Look through the entries for the string "title", and copy each line that holds it.

#####

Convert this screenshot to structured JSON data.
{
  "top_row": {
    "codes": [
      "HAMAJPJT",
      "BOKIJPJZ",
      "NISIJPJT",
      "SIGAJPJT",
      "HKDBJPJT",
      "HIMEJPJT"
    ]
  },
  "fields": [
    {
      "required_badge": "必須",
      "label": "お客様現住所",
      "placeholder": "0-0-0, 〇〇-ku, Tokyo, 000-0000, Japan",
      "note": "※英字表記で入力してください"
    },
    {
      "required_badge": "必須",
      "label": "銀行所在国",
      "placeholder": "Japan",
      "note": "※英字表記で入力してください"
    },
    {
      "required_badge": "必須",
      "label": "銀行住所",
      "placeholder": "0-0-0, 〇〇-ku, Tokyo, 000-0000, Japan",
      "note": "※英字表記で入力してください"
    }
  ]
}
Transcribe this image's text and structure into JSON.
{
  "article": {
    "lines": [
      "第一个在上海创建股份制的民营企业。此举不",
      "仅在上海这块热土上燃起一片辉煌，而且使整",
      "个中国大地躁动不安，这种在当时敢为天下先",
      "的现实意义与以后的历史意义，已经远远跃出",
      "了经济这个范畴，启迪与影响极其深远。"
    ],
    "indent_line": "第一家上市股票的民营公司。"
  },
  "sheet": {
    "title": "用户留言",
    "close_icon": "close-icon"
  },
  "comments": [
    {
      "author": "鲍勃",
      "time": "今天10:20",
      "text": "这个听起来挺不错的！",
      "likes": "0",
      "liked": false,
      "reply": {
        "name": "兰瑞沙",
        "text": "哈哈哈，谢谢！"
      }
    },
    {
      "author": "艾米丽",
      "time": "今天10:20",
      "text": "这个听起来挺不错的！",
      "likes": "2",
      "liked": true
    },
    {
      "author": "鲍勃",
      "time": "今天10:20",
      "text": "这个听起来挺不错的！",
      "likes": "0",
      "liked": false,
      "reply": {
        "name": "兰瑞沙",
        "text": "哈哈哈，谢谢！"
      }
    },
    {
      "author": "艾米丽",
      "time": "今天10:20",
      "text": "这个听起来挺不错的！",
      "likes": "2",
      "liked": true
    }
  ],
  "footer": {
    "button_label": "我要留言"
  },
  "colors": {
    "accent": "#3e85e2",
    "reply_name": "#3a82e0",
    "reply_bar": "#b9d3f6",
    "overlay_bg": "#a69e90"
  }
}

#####

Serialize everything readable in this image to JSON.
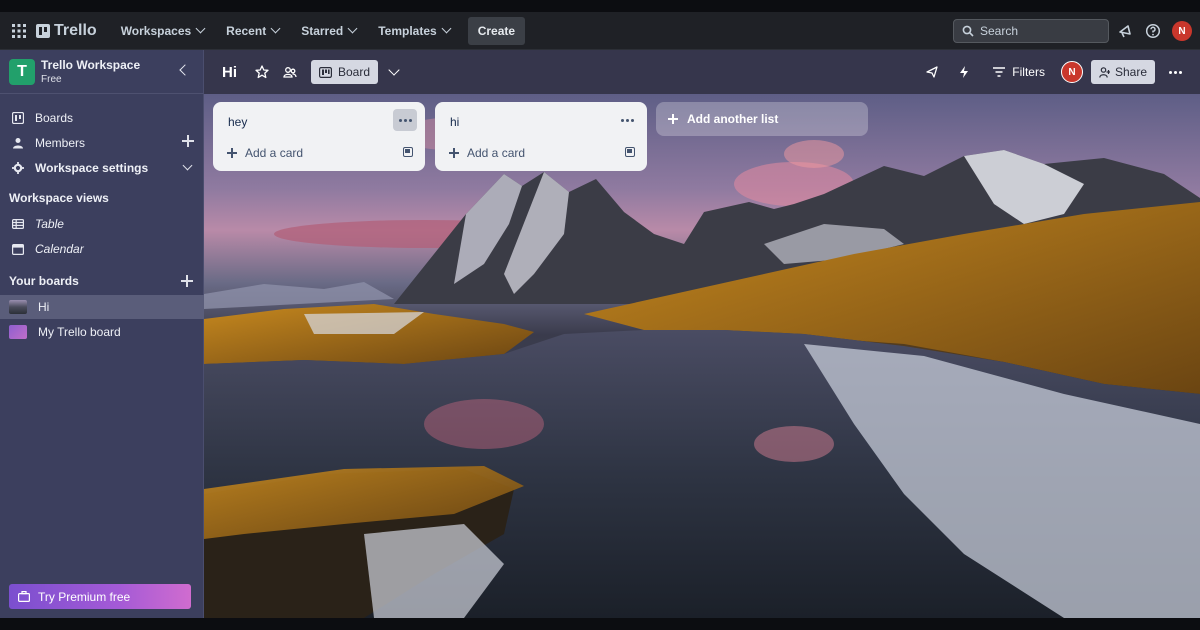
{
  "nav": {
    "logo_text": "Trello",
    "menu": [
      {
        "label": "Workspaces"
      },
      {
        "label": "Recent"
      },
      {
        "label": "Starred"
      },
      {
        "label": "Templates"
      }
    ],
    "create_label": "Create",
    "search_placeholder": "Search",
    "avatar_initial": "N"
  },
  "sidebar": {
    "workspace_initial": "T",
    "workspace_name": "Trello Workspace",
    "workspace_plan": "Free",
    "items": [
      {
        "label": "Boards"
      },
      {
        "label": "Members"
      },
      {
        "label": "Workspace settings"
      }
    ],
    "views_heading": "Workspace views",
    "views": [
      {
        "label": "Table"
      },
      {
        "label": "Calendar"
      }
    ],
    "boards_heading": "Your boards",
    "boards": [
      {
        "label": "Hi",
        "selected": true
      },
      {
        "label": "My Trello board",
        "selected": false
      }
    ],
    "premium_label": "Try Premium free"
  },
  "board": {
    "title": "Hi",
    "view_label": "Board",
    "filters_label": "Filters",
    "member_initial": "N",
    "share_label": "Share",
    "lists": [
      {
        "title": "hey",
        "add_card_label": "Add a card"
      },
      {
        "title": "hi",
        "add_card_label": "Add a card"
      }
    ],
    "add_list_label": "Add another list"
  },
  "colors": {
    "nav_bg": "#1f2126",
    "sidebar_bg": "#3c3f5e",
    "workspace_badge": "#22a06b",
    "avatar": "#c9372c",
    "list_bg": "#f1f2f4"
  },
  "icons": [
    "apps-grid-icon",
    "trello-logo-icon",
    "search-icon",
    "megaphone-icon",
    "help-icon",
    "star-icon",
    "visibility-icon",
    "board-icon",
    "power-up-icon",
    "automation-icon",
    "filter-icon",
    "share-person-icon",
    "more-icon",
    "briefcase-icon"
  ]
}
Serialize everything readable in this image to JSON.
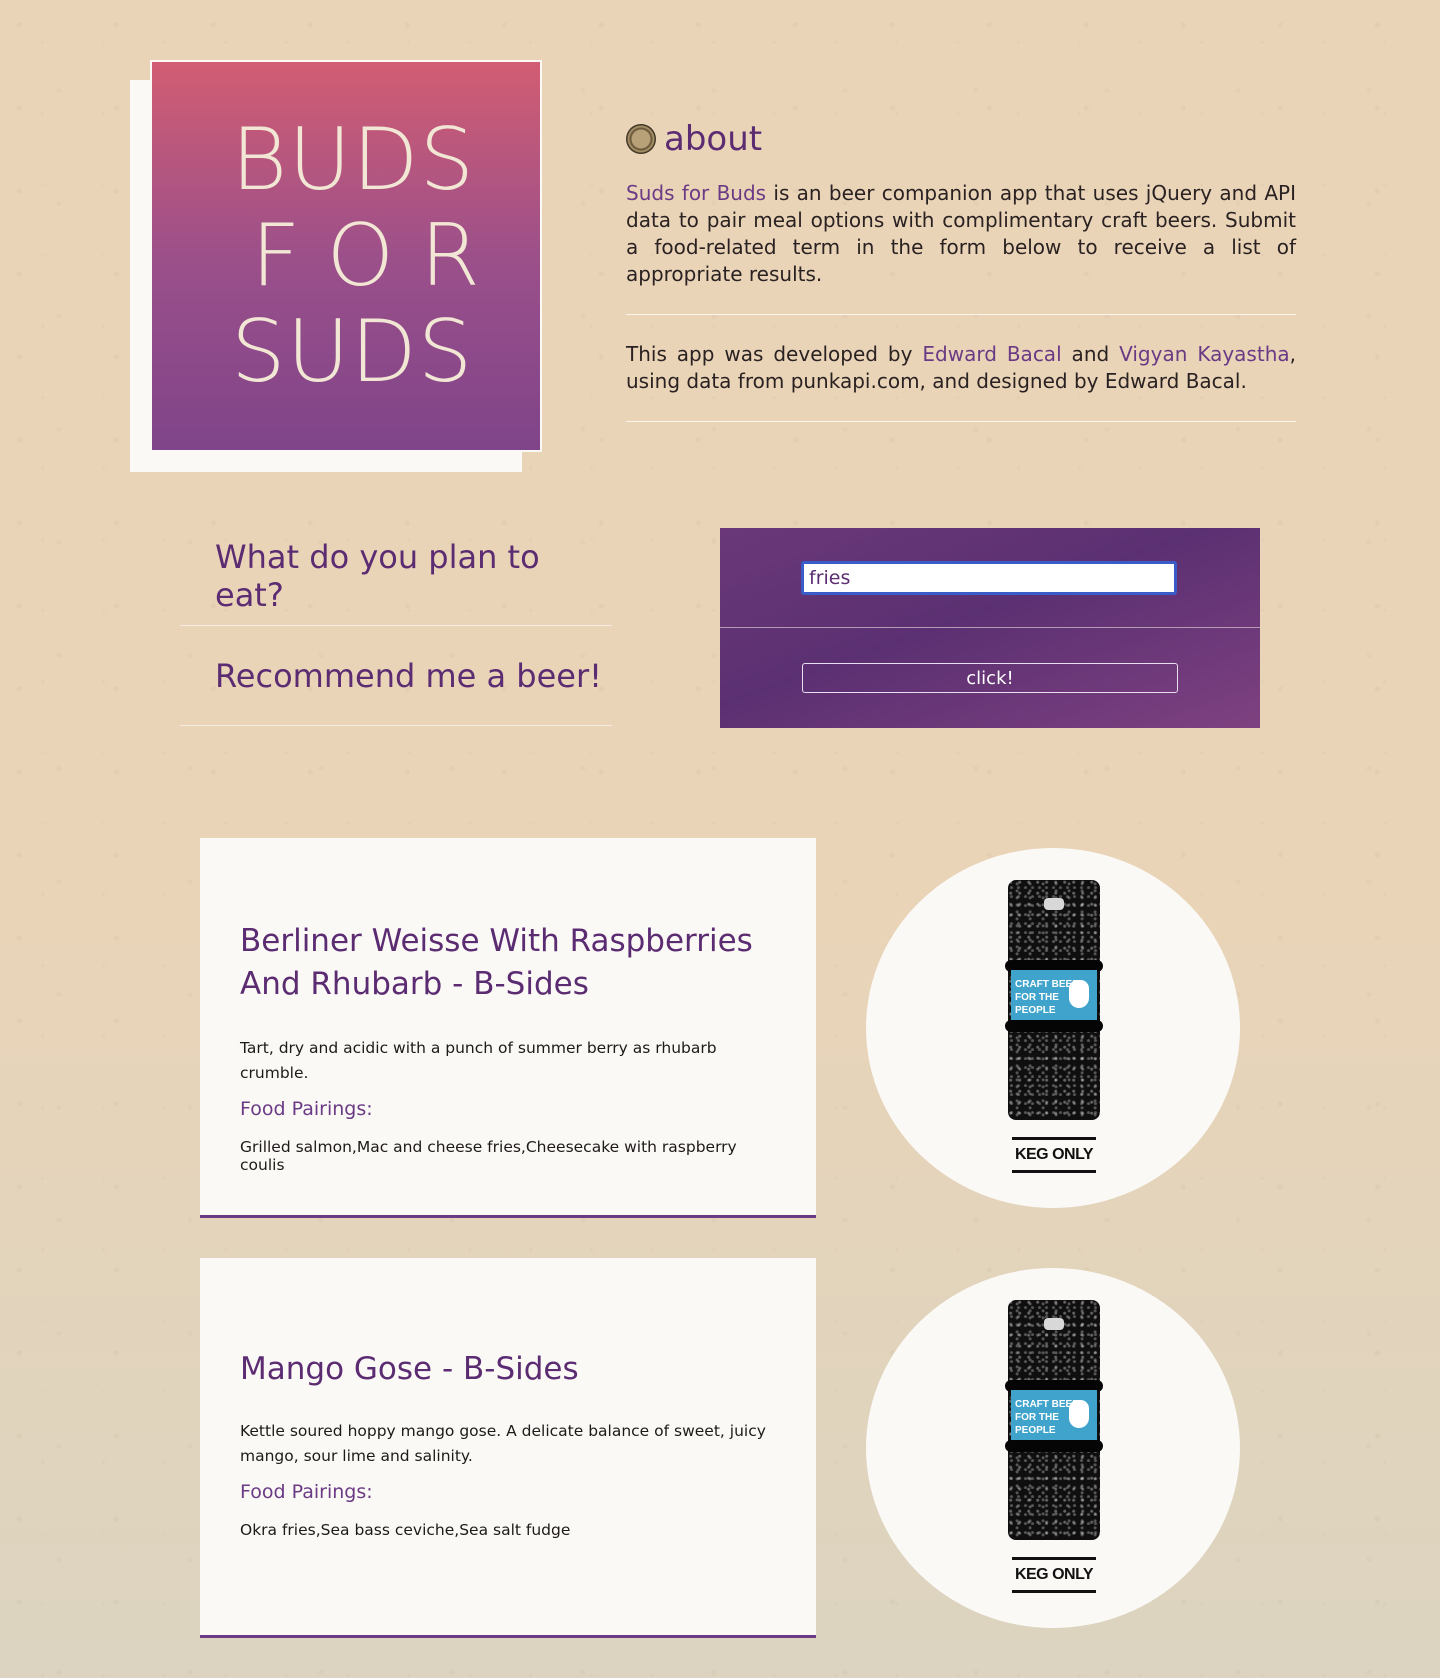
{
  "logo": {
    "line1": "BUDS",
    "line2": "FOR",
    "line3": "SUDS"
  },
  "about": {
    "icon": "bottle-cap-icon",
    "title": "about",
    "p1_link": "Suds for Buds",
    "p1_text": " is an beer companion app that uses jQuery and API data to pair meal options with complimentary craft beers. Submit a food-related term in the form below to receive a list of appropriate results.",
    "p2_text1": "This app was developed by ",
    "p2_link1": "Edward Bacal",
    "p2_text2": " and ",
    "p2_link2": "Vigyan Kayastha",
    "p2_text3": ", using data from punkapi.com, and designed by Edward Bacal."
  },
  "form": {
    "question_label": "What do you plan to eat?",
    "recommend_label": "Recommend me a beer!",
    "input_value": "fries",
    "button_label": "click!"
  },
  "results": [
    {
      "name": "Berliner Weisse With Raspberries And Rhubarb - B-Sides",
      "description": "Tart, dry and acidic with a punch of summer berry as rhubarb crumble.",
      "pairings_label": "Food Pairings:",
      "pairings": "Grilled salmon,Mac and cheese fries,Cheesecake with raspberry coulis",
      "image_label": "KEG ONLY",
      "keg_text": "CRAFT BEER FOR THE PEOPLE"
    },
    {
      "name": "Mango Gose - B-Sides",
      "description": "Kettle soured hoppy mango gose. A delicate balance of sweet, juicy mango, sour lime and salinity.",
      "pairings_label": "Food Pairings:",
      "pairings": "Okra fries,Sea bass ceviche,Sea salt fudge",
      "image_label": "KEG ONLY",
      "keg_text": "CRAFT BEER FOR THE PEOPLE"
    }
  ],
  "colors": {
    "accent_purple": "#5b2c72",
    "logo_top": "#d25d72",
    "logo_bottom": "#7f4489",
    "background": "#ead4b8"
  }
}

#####

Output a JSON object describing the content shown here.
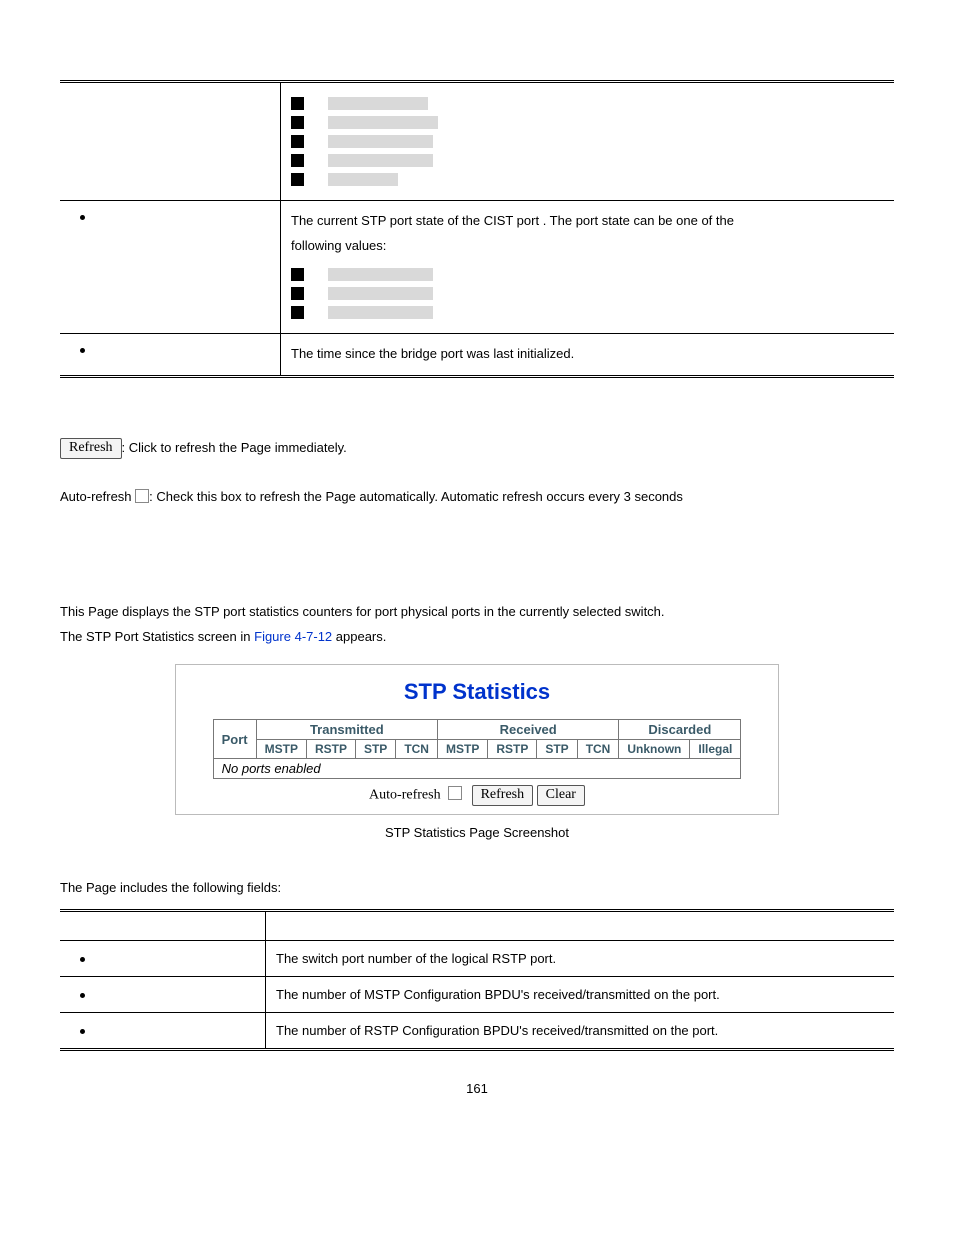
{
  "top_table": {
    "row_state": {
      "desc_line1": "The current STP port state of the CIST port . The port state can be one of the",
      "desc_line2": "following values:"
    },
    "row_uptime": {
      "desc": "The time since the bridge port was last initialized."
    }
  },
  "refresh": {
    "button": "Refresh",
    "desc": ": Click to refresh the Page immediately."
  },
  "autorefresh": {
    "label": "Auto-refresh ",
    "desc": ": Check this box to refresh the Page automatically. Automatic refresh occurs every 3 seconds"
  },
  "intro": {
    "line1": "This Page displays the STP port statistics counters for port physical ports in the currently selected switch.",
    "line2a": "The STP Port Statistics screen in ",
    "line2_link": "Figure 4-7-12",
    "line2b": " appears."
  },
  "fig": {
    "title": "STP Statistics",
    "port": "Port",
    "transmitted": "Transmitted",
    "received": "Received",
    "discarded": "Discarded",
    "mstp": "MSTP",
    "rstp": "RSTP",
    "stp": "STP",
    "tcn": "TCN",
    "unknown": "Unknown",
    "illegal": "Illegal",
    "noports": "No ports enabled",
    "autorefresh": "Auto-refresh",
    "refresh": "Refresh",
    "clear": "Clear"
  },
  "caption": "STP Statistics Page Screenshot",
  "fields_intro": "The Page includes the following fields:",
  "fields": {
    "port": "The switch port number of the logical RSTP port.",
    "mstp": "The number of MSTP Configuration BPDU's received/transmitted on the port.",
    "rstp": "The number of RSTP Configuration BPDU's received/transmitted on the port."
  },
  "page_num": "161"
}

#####

REPLY>
    "title": "用户留言",
    "title": "Hi",
        "title": "hey",
        "title": "hi",
    "title": "about",
    "title": "STP Statistics",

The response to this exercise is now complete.